_Items from an interface collection:_
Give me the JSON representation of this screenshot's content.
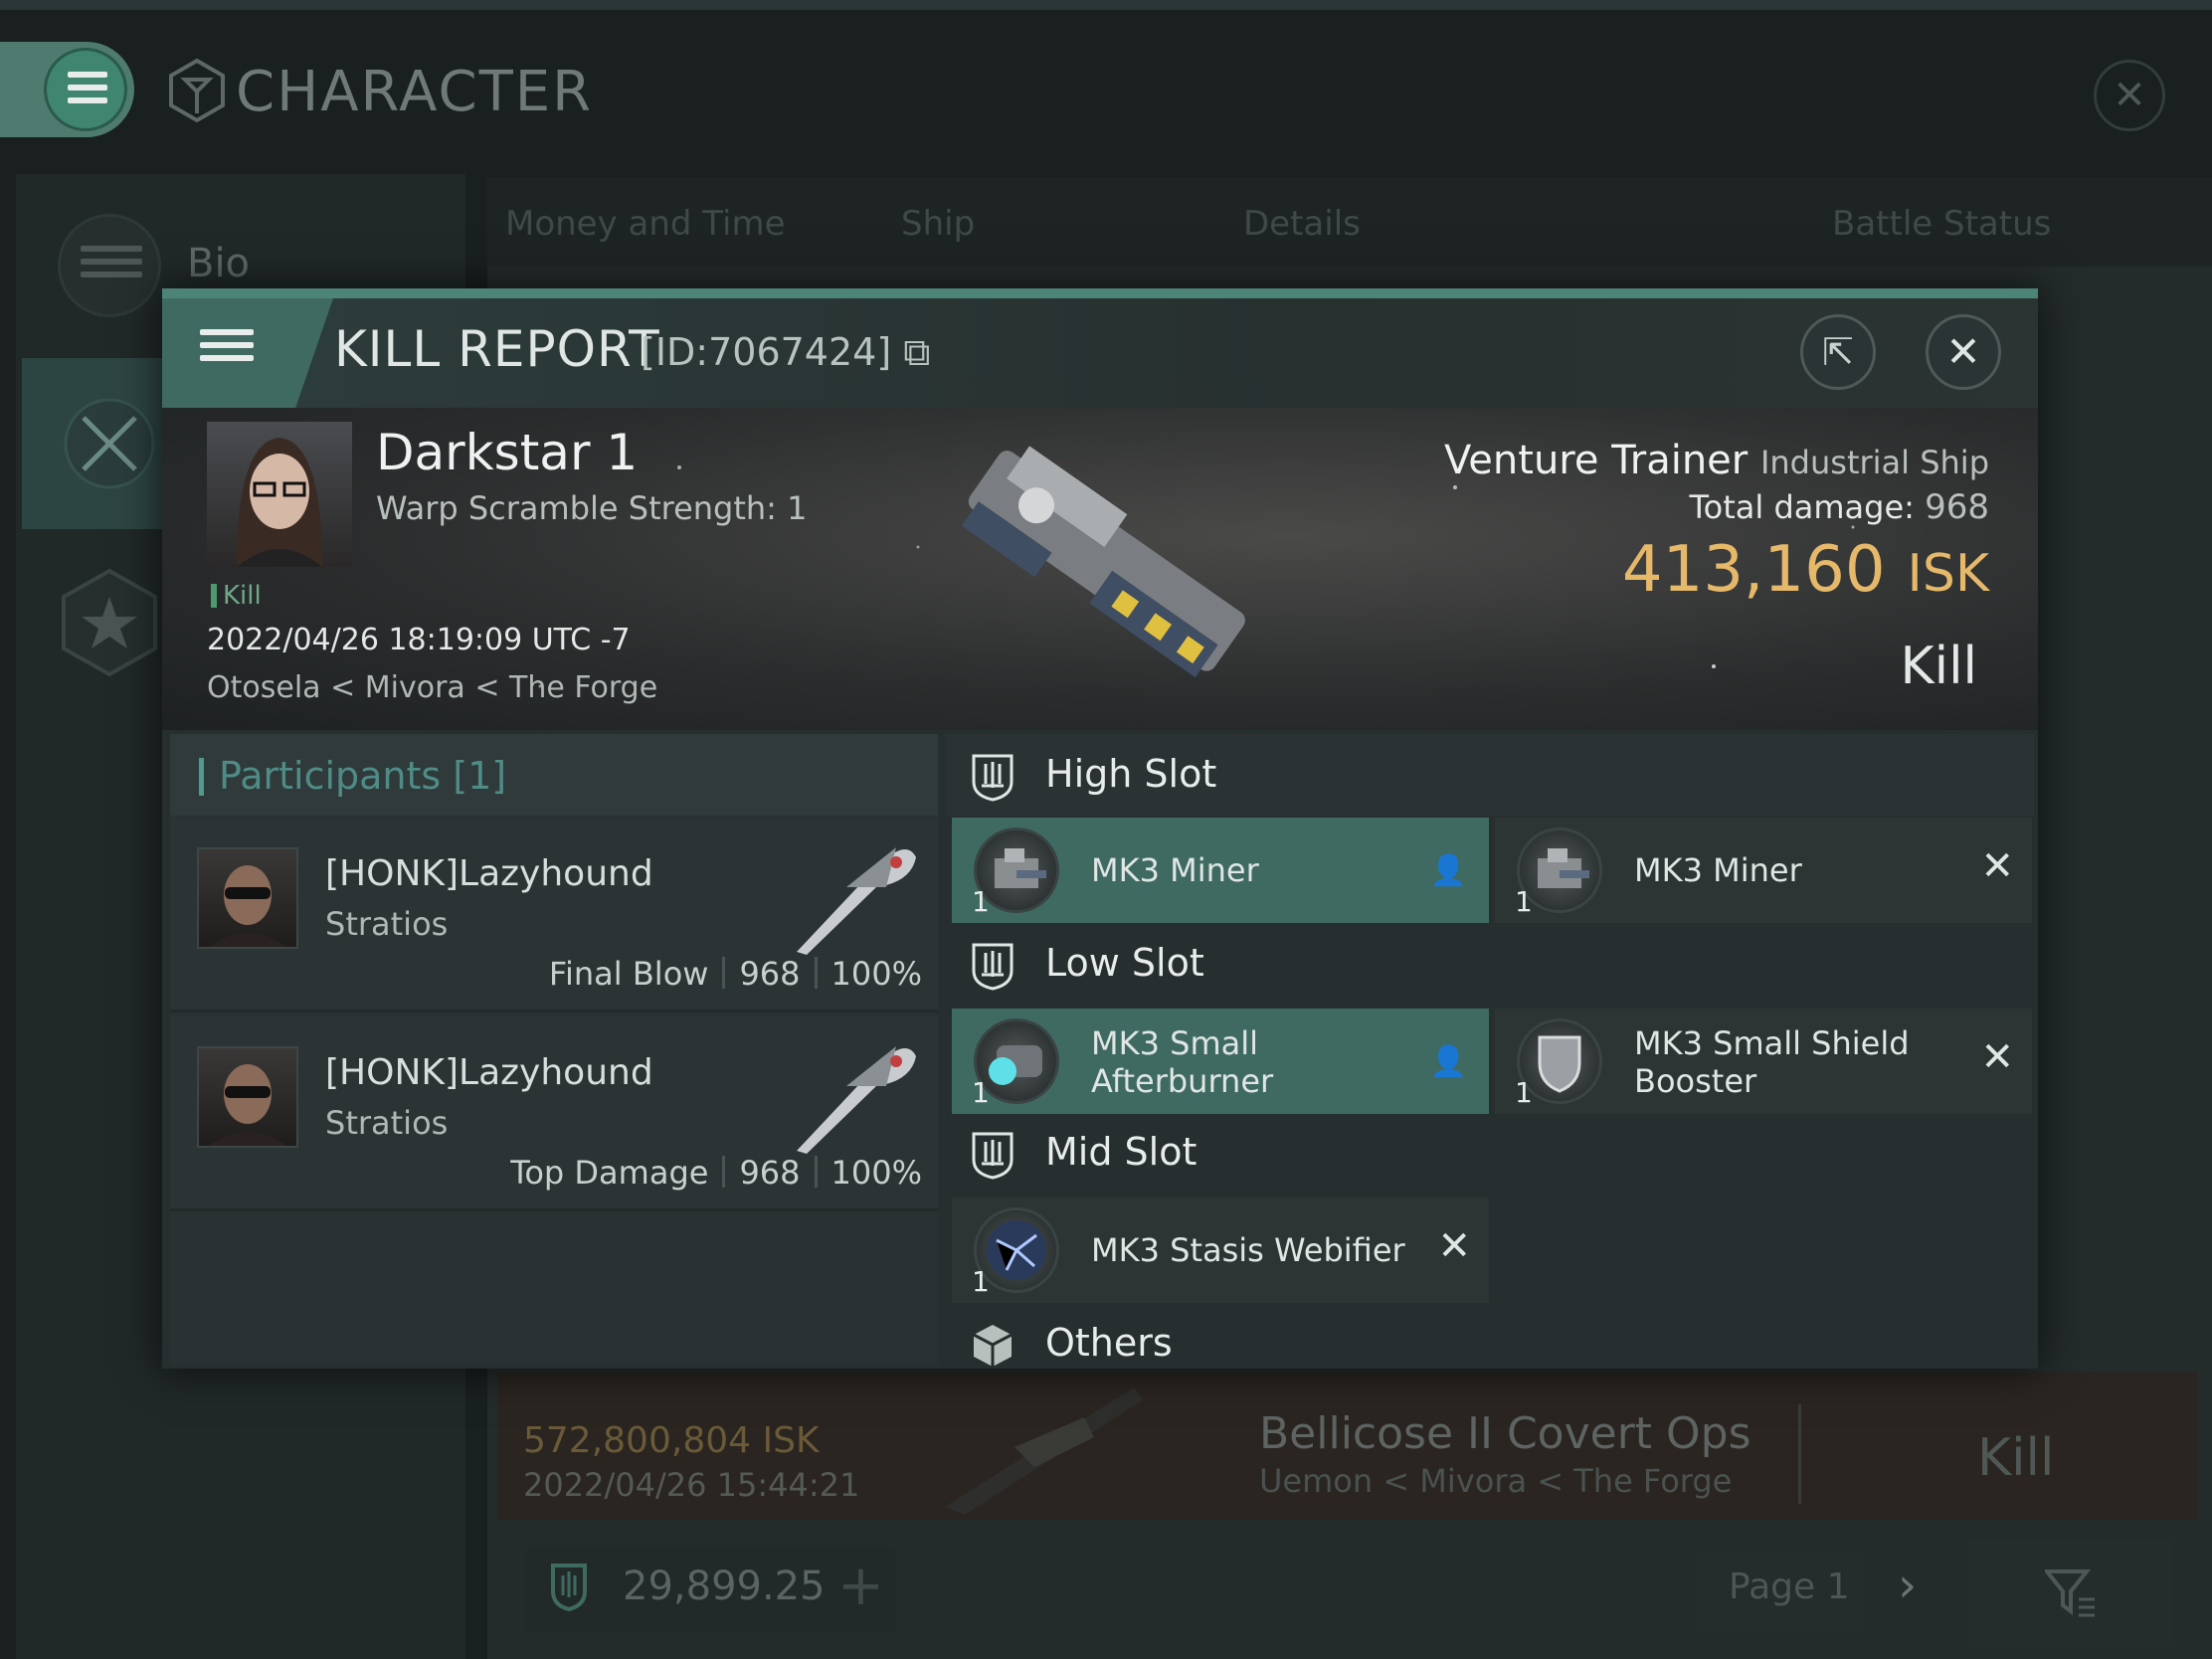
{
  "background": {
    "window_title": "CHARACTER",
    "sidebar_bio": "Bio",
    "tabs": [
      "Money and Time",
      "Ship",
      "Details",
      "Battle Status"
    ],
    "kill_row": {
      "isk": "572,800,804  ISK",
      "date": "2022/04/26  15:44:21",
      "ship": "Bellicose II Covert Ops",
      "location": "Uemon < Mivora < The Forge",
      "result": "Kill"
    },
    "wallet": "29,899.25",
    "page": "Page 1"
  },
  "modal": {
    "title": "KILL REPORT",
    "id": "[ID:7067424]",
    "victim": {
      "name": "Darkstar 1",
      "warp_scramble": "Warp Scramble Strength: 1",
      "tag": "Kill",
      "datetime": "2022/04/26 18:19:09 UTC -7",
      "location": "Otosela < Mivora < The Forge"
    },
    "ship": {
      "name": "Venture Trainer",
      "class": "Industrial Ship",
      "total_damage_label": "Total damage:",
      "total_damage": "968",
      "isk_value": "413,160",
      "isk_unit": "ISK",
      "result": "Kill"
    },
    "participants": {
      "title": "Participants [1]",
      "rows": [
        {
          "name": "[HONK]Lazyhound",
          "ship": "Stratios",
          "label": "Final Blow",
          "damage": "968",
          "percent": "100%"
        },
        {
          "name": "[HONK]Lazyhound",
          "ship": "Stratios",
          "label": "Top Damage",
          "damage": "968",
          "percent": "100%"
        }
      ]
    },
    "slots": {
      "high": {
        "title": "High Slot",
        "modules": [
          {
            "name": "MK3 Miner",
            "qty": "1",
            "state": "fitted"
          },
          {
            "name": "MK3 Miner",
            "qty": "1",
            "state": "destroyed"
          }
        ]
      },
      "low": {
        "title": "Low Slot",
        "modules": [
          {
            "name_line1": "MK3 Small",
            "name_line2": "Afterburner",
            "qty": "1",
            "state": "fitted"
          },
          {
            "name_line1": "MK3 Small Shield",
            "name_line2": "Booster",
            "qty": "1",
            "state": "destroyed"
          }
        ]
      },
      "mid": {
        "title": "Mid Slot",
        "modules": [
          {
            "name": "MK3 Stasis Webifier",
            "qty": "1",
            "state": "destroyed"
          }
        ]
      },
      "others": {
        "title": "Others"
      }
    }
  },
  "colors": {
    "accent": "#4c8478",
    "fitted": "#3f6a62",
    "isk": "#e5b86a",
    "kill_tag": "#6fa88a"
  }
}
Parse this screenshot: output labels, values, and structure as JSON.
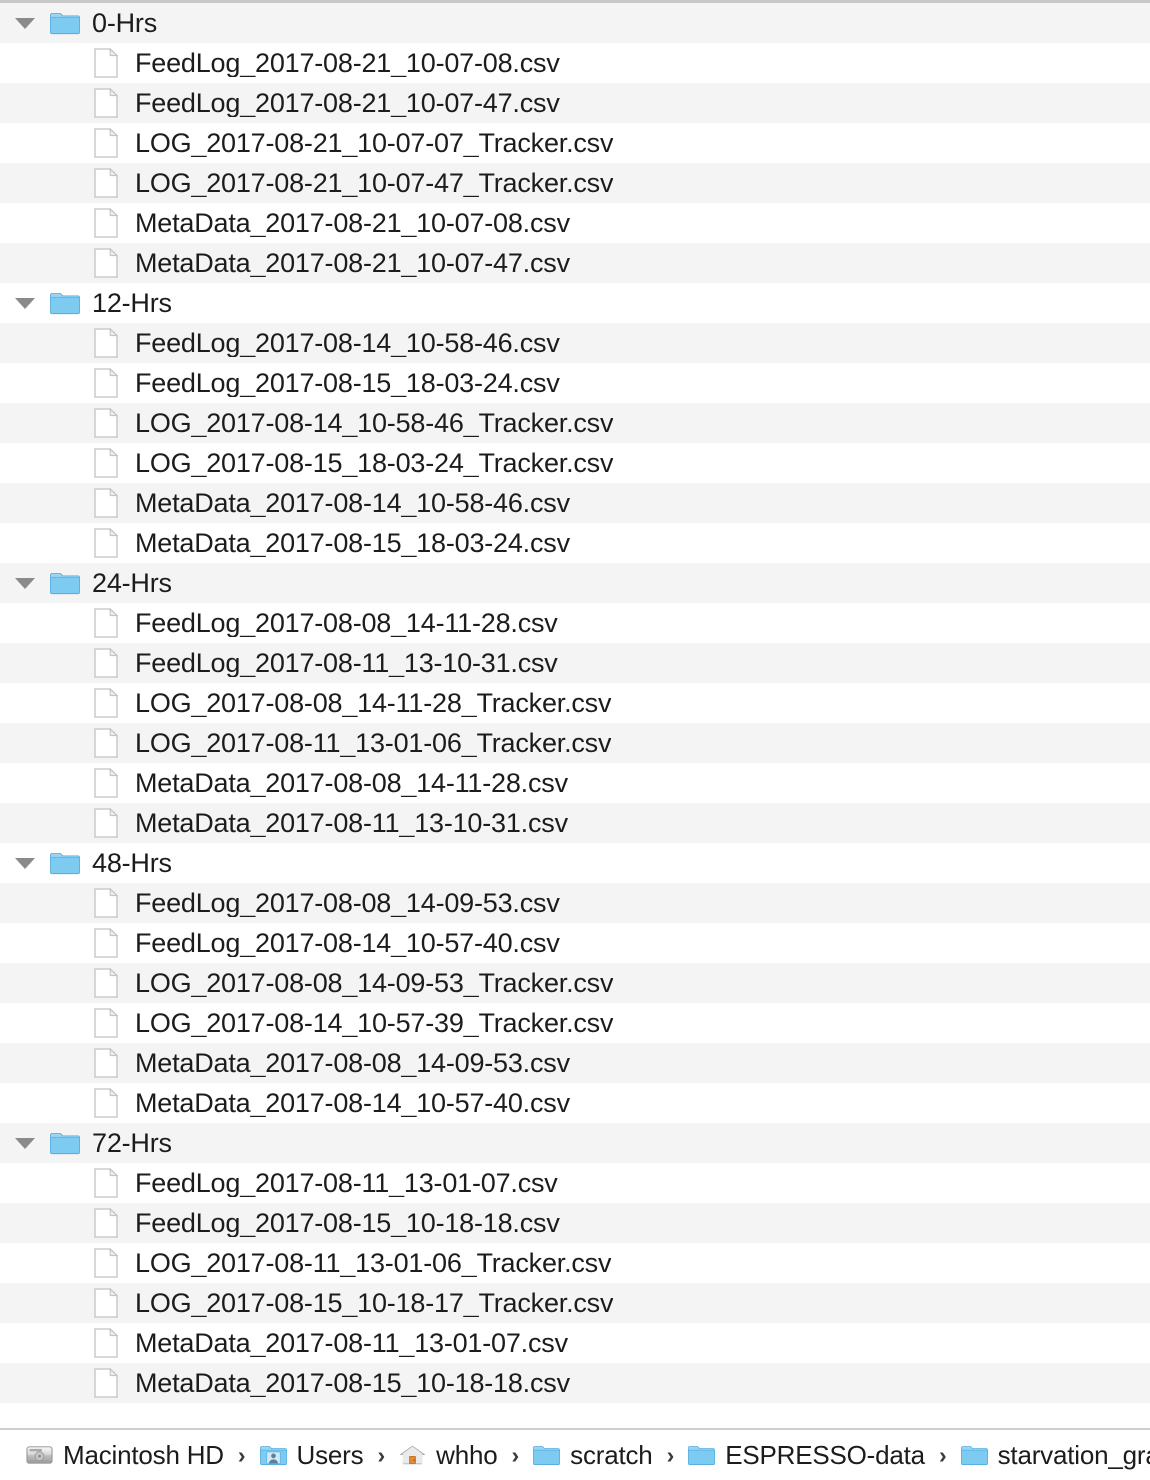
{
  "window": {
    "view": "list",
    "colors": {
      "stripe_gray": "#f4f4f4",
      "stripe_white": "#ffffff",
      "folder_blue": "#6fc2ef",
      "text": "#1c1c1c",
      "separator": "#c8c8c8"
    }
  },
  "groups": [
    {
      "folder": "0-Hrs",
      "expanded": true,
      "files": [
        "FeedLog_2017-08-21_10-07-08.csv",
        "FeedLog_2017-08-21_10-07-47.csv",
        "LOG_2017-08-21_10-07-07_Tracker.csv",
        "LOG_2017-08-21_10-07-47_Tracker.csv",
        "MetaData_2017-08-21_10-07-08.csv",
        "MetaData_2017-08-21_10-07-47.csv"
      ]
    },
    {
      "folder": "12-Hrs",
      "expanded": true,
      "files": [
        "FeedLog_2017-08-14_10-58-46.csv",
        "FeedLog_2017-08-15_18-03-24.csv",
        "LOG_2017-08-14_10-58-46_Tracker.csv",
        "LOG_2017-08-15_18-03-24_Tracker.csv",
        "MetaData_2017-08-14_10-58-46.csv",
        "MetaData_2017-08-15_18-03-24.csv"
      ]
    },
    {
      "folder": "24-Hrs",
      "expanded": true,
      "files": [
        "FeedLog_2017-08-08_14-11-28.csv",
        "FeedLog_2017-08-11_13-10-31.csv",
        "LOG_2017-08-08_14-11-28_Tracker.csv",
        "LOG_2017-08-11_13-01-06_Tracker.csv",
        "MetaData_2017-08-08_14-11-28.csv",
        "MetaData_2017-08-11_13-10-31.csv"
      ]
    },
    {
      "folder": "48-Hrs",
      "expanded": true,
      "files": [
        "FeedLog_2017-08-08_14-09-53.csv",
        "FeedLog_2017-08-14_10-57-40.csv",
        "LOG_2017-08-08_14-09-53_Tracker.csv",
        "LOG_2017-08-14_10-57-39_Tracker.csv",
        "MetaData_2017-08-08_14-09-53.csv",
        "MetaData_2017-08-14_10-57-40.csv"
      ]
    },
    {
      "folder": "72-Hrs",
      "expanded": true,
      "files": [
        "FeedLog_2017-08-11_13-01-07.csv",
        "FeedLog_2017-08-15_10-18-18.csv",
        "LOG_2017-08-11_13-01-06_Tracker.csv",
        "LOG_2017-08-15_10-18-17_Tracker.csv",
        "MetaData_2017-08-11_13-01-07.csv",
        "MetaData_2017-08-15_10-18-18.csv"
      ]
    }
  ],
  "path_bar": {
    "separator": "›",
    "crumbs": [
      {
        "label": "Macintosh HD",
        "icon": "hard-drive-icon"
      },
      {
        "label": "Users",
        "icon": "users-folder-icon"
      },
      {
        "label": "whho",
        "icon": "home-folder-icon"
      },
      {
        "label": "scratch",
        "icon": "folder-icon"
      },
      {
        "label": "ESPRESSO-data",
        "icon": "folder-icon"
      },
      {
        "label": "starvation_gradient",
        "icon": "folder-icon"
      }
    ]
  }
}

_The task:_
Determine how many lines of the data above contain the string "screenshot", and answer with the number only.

_Written response:_
2